[[ INFORMATION GIVEN open ]]

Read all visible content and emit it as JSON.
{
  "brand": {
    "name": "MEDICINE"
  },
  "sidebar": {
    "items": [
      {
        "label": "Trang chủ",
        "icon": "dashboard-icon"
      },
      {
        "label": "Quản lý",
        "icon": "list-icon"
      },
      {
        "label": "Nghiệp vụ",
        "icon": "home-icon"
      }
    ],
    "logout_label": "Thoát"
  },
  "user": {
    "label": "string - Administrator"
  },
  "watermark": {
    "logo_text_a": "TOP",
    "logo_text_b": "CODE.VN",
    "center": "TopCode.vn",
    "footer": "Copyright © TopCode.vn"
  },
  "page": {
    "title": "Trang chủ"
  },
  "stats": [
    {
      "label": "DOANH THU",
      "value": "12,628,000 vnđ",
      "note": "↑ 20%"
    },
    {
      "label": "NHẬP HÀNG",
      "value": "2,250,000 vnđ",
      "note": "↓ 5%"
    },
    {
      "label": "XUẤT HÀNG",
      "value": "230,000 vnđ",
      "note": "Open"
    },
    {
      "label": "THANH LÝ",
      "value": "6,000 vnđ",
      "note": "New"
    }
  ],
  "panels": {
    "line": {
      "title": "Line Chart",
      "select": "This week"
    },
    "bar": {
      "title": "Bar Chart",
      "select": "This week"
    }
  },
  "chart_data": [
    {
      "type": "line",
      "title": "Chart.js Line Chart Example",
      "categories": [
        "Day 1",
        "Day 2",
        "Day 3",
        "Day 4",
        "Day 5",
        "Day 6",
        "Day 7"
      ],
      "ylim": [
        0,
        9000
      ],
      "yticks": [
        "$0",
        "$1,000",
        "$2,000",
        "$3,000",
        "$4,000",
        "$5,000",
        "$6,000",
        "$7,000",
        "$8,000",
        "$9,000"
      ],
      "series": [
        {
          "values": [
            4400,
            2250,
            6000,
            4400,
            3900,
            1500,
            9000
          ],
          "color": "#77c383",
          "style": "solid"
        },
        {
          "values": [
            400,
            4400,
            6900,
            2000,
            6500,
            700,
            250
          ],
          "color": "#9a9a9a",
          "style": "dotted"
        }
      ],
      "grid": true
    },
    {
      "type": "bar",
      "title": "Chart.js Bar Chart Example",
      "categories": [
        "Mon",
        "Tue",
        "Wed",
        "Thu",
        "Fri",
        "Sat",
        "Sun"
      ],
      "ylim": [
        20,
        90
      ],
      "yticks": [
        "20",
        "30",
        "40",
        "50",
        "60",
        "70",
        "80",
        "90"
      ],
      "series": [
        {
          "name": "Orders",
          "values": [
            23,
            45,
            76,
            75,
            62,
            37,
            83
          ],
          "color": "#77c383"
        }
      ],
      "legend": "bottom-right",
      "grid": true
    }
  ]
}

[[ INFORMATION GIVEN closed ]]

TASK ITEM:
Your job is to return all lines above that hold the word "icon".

SOLUTION TO THIS TASK:
        "icon": "dashboard-icon"
        "icon": "list-icon"
        "icon": "home-icon"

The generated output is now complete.